Exercise inputs section start

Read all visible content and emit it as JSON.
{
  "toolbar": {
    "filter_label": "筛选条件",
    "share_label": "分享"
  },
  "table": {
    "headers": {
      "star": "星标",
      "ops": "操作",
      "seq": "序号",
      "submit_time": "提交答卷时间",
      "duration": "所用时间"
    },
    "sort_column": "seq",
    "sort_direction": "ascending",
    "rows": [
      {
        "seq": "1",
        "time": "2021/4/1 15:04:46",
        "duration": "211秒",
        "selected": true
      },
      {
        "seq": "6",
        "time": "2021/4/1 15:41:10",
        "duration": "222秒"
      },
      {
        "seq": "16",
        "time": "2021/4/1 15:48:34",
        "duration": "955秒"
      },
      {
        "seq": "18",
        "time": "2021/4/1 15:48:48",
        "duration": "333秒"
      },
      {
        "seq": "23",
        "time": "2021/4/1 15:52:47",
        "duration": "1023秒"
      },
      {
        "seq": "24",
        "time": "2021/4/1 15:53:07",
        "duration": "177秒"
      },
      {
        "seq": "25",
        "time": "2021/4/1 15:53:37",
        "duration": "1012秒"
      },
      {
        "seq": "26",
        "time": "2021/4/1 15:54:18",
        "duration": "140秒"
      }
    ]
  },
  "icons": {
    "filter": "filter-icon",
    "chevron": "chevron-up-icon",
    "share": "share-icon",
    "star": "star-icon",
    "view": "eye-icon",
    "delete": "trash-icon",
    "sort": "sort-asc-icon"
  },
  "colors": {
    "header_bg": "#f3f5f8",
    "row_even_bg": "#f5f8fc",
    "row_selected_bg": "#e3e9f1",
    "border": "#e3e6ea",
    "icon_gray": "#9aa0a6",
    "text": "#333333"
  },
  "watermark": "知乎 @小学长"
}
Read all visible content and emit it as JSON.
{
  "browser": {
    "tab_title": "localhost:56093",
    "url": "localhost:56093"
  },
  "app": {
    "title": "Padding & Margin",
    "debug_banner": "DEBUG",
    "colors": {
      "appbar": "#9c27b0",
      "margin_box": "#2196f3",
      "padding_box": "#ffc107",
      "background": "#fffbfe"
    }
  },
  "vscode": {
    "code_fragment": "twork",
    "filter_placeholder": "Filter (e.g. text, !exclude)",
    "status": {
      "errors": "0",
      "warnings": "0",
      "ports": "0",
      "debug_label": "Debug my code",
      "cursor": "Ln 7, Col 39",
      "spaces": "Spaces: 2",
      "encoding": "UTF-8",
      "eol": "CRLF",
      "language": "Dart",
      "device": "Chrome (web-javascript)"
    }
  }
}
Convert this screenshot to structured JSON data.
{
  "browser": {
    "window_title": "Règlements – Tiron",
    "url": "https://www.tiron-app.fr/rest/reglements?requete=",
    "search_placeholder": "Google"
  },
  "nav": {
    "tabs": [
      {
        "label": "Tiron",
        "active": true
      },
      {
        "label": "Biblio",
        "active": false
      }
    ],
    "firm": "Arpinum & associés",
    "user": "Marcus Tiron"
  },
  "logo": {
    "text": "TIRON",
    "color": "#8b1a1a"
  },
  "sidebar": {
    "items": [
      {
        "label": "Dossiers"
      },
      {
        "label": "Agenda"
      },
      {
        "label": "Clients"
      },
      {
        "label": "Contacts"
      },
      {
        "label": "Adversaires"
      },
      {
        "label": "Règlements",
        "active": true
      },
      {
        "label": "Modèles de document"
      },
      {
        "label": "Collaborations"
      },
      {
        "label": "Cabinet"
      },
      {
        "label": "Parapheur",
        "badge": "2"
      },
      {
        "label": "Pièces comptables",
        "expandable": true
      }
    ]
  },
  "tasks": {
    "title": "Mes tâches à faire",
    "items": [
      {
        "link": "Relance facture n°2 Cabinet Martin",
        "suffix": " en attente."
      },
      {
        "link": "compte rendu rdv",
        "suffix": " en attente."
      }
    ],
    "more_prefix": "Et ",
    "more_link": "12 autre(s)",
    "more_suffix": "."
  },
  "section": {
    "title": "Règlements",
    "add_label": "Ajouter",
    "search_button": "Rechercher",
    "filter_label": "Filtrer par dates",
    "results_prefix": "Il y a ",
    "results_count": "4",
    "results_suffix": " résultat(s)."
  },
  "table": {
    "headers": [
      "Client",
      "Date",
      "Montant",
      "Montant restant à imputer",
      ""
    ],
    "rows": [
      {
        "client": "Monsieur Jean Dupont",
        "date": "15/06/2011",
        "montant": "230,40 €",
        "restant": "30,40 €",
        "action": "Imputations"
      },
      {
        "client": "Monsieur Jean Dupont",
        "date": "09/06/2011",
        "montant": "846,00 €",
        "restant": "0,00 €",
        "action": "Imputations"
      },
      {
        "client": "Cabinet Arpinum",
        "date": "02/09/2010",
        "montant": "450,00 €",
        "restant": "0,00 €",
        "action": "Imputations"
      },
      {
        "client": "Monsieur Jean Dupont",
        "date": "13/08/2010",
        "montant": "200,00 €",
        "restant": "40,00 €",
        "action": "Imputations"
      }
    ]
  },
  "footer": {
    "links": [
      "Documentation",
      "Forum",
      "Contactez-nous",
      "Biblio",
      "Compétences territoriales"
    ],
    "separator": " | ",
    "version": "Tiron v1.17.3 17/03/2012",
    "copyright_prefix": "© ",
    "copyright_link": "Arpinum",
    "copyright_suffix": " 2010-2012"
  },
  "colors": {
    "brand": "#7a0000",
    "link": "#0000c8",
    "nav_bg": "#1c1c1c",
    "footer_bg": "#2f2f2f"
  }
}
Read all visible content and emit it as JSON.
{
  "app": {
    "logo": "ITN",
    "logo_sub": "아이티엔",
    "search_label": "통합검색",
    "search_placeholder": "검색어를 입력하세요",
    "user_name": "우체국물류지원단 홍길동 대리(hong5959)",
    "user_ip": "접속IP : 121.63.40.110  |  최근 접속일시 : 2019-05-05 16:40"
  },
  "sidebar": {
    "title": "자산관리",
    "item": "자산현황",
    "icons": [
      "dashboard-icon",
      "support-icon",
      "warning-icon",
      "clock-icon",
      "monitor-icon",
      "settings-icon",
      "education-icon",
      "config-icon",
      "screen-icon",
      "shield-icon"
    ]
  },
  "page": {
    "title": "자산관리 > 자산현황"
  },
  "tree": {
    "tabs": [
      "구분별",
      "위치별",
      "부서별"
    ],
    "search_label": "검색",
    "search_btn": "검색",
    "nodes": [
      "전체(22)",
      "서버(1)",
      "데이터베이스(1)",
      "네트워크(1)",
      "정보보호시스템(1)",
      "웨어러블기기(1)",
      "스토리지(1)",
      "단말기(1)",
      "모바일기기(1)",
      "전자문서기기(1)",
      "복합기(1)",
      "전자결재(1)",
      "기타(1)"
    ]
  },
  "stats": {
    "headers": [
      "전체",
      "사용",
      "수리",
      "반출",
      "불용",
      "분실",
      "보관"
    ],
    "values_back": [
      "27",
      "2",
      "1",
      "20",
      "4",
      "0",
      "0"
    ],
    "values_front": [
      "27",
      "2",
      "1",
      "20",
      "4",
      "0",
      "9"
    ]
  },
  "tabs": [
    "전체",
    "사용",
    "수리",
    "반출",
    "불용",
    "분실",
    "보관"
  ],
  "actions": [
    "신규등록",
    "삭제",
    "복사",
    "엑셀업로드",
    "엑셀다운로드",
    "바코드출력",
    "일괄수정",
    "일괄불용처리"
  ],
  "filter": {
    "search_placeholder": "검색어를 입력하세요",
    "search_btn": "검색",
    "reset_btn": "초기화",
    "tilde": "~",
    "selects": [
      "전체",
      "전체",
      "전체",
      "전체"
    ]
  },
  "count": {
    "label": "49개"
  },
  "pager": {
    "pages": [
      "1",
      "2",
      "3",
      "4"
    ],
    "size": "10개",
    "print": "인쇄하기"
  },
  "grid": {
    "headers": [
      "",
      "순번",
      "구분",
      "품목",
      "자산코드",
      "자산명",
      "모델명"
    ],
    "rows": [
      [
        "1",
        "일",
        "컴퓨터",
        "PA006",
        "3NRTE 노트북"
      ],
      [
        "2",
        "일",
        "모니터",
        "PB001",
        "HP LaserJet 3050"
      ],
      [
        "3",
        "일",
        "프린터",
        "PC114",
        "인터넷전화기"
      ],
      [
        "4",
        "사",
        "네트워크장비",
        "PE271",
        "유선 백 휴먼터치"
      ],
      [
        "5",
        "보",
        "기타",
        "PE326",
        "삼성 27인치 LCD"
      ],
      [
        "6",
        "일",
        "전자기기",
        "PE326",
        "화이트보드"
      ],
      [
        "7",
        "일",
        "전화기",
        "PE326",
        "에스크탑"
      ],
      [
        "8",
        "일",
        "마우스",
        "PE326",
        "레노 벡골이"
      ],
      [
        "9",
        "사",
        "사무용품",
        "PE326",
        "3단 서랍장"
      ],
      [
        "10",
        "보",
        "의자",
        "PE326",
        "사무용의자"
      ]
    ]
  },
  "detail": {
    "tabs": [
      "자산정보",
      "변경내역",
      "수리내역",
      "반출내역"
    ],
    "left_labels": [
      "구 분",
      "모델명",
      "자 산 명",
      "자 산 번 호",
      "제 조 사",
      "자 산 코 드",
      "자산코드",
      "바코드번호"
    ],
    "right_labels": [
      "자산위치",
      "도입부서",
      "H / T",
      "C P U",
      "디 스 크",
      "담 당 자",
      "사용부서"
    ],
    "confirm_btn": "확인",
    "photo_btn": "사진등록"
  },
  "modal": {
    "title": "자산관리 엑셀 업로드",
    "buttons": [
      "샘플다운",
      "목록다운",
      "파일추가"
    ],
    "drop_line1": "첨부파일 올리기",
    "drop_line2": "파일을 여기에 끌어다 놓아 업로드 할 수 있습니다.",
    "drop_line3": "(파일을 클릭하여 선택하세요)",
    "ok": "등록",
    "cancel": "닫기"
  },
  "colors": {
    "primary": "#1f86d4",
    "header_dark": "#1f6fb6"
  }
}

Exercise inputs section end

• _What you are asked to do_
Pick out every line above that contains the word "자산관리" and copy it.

• _Task response_
    "title": "자산관리",
    "title": "자산관리 > 자산현황"
    "title": "자산관리 엑셀 업로드",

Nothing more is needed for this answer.